NASA astronaut Suni Williams is an official participant in the Boston Marathon. She will run the distance of the marathon on the exercise treadmill located on the International Space Station (ISS). This will mark the first time an astronaut on-orbit has participated in a marathon event.
Williams is a veteran marathoner and has been onboard the station since December 2006 as a member of the Expedition 14 ISS crew. Her sister, Dina Pandya and a fellow NASA astronaut, Karen Nyberg, will also run the race in Boston. As Williams runs the race on the station treadmill, she will orbit the Earth at least twice in the process, running as fast as eight miles per hour but flying more than five miles each second.
Williams has been training on the ISS treadmill for months. She runs four times a week; doing two long runs and two short runs.

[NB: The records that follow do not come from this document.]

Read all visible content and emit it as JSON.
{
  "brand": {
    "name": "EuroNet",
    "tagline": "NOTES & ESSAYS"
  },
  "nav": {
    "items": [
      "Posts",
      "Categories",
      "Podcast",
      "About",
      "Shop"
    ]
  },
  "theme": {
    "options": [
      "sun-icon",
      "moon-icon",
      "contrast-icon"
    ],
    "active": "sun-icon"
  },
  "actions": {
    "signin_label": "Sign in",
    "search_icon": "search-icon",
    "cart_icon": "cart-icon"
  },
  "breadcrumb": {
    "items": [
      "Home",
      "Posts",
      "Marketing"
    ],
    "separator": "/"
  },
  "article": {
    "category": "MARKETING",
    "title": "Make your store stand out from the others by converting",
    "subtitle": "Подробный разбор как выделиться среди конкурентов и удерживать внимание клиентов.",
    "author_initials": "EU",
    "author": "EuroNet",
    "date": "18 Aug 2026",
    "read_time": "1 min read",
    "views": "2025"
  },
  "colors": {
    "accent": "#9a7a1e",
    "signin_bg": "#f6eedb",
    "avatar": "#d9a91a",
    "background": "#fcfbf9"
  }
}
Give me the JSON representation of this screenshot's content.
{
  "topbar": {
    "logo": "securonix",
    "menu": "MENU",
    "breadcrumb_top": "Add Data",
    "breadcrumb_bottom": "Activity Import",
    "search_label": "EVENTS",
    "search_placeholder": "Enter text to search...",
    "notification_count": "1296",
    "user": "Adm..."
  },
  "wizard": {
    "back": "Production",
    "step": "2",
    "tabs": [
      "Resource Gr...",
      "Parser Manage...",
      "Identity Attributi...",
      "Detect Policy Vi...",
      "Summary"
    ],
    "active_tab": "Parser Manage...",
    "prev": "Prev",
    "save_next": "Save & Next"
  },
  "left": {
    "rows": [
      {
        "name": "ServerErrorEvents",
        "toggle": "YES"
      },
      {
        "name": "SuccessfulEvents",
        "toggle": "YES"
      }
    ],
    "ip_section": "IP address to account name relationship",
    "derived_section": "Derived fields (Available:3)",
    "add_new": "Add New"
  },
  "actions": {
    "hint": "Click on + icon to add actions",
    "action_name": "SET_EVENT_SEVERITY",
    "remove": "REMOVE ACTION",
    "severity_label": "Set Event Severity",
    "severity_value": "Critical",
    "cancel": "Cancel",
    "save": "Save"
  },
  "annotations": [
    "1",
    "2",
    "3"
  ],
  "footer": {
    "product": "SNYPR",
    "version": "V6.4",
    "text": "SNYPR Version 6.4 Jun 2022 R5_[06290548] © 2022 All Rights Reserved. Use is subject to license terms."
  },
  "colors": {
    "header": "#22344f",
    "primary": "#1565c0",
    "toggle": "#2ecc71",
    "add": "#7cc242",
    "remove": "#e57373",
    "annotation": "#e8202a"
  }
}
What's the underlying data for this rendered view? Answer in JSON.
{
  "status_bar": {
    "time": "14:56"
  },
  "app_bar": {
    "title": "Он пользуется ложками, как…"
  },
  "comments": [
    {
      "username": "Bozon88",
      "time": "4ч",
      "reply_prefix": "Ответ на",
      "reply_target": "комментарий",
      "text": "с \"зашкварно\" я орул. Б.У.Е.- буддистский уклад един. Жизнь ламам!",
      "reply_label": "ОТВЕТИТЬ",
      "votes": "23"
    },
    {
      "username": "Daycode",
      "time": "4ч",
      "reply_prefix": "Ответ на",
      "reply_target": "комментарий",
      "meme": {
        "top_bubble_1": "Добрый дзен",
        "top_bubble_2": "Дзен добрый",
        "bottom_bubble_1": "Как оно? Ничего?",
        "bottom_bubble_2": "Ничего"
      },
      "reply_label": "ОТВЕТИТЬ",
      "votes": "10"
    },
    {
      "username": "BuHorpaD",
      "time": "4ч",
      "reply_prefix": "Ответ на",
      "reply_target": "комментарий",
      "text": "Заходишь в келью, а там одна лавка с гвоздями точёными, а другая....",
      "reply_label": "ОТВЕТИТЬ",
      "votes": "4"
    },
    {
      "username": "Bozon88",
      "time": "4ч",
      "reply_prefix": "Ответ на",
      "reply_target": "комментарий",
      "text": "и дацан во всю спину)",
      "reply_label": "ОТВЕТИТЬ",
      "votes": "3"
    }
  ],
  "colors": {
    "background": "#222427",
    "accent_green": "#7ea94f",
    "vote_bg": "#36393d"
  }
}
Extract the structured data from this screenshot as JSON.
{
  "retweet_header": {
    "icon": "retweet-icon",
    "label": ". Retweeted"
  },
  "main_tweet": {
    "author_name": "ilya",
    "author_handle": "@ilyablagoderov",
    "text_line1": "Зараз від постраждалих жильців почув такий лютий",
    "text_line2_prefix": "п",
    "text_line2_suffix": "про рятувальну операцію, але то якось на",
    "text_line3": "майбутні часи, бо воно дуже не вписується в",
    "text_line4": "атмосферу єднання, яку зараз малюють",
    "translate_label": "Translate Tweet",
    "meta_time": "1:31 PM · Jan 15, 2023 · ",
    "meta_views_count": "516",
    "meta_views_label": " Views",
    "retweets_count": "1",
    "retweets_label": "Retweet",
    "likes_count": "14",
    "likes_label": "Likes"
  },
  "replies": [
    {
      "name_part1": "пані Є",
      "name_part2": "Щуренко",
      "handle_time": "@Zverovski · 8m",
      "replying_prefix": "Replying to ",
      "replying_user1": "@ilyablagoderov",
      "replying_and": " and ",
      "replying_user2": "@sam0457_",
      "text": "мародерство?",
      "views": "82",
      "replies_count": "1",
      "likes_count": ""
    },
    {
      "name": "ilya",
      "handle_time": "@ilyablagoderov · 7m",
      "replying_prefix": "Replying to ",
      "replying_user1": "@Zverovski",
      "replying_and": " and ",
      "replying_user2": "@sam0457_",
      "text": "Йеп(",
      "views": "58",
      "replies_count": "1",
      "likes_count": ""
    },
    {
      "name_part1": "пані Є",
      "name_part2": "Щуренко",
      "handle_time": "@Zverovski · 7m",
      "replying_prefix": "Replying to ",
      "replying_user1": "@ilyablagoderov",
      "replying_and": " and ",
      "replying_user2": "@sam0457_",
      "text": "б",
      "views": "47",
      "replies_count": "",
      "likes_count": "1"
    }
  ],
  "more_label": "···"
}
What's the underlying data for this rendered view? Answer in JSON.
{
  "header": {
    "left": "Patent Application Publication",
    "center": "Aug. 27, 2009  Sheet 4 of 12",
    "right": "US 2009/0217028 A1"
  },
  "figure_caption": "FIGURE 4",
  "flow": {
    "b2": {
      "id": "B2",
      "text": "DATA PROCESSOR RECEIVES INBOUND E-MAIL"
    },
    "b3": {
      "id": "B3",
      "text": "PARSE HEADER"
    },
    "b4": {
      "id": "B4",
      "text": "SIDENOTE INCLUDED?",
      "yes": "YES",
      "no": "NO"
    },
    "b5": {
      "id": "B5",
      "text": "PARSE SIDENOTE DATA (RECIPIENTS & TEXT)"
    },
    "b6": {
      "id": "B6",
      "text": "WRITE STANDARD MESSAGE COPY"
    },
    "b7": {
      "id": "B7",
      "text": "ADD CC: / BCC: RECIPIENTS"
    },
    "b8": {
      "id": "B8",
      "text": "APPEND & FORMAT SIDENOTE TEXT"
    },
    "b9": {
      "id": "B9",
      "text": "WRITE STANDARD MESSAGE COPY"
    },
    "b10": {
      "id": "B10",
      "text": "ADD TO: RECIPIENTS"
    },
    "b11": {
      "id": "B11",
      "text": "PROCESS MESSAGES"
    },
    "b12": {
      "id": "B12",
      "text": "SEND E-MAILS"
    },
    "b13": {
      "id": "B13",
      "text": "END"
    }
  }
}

Crews on the ISS are required to exercise on the treadmill, a stationary bike and a resistive exercise machine to counter loss of bone density and muscle mass during their long stay in weightless space.
"In microgravity, both of these things start to go away because we
don't use our legs to walk around and don't need the bones and muscles to hold us up under the force of gravity," Williams said.
Williams hopes her unique run will inspire young people.
"I encourage kids to start making physical fitness part of their daily lives," Williams said. "I think a big goal like a marathon will help get this message out there."
Due to the ISS crew's sleep schedule, Williams' marathon run on the station may not match exactly with the ground race, but mission control is working to align the events as closely as possible. This year's marathon is Monday, April 16.